Bernie Nordman: A Duluth girl and the harsh reality of Montana Not-So-NiceThey don’t use the phrase "Minnesota Nice" in Montana. Maybe it’s because they are of rough stock from settling the West. Maybe they are just clueless. In any case, it’s best to forget you ever knew what it is once you get to Montana.
By: Bernie Nordman, Budgeteer News
I am originally from Gary-New Duluth. About six years ago,
I decided to avoid the rush and have a midlife crisis a bit early. What better place to go than balmy Billings, Mont.? In hindsight, there were better places to go — however, Billings is where I landed.
This is my little story of culture shock upon arrival to the Big Sky State.
For a girl used to “Minnesota Nice,” I was in for a rude awakening. They don’t use the phrase in Montana. Maybe it’s because they are of rough stock from settling the West. Maybe they are just clueless. In any case, it’s best to forget you ever knew what Minnesota Nice is once you get to Montana.
When you go visiting in Minnesota, you’re offered something to drink or eat before you even have your coat off: “What can I get you? I just put on a fresh pot of coffee. Try one of my new bars.” Hosts try to ply you with something to drink your entire visit. If your coffee cup is half empty, someone is filling it up for ya.
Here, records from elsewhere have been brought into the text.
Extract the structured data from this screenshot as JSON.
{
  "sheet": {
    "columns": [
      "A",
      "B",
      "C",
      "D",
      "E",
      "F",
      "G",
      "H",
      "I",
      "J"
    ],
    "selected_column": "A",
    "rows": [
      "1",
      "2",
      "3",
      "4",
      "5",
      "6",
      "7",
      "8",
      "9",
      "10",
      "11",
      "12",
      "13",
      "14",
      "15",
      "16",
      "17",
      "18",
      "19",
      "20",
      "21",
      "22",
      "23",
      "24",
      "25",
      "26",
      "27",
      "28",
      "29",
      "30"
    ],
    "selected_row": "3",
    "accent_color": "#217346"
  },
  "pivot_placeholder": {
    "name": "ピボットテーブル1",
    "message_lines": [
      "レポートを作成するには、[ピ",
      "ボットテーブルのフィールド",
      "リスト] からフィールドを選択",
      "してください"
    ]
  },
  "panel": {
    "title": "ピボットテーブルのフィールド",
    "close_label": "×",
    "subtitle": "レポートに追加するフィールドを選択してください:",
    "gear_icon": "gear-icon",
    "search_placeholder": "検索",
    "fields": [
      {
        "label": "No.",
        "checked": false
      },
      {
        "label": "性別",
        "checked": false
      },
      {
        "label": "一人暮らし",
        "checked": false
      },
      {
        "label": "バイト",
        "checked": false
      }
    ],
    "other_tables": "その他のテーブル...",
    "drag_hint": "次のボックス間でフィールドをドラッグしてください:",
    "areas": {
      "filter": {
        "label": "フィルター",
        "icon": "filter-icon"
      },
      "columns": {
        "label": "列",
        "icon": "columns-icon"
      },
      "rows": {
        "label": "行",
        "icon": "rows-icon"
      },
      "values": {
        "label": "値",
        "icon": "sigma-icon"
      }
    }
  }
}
In Montana? Not so much. When I first visited someone in Montana, I was in for an eye opener. I wasn’t offered even a sip of water the whole visit. I understand now that in Montana people feel that if you want something to drink or eat, you will ask for it. Minnesotans would rather die of dehydration than trouble someone for something to drink. I tried mental telepathy by looking at them and thinking, Water … please, just a sip of water.
It didn’t work. Maybe I didn’t appear quite parched enough for anyone to notice.
Another stark contrast is the way that Montanans say goodbye. In Minnesota, it takes 45 minutes or more to execute a proper goodbye. More drink and food must be offered. “Do you want some more coffee? A 10-course meal? Some Jell-O, maybe?”
Then there is a dance to the door. The guests try to leave and the hosts keep talking and offering another bite to eat. They finally make it to the car with the hosts following them out. More offers of drink and food. Finally, a honk of the horn as they leave the driveway and the goodbye is complete.
It’s a process, I tell you — one that I’m used to and enjoy.
You may have guessed that a goodbye in Montana is not the same. When my fiancé Roy and I had his brother out for dinner, I learned about a Montana goodbye. When he arrived, I pounced on him, offering coffee and bars. He took a step back from me. I think he was afraid, but too polite to say no. Of course, I kept offering him drink and food all night. About a half hour after dinner, he stood up and said, “Thank you for dinner. Goodbye.” — and then he just left!
I sat there in shock. I peppered Roy with questions: “Didn’t he like me? What did I do wrong?” Roy looked at me as if I had three heads and replied, “What? He was done eating and he said goodbye and left.”
At that point, Roy had his first lesson in Minnesota Goodbyes 101. Once I explained what a proper goodbye consisted of, he understood why I was so upset. He tried to reassure me that everything went fine. I didn’t feel much better, though.
A month or so later, Roy got a book about the nuances of being Minnesotan and read the whole thing, twice. He said that he wanted to be ready when he went to visit my folks.
He thought that the book exaggerated a lot. I warned him that it wasn’t too far off. He got to see how it worked when we went back home to meet my parents.
But that’s a whole different story.
Duluth “expat” Bernie Nordman will be returning home this fall to get married. She can be reached via firstname.lastname@example.org.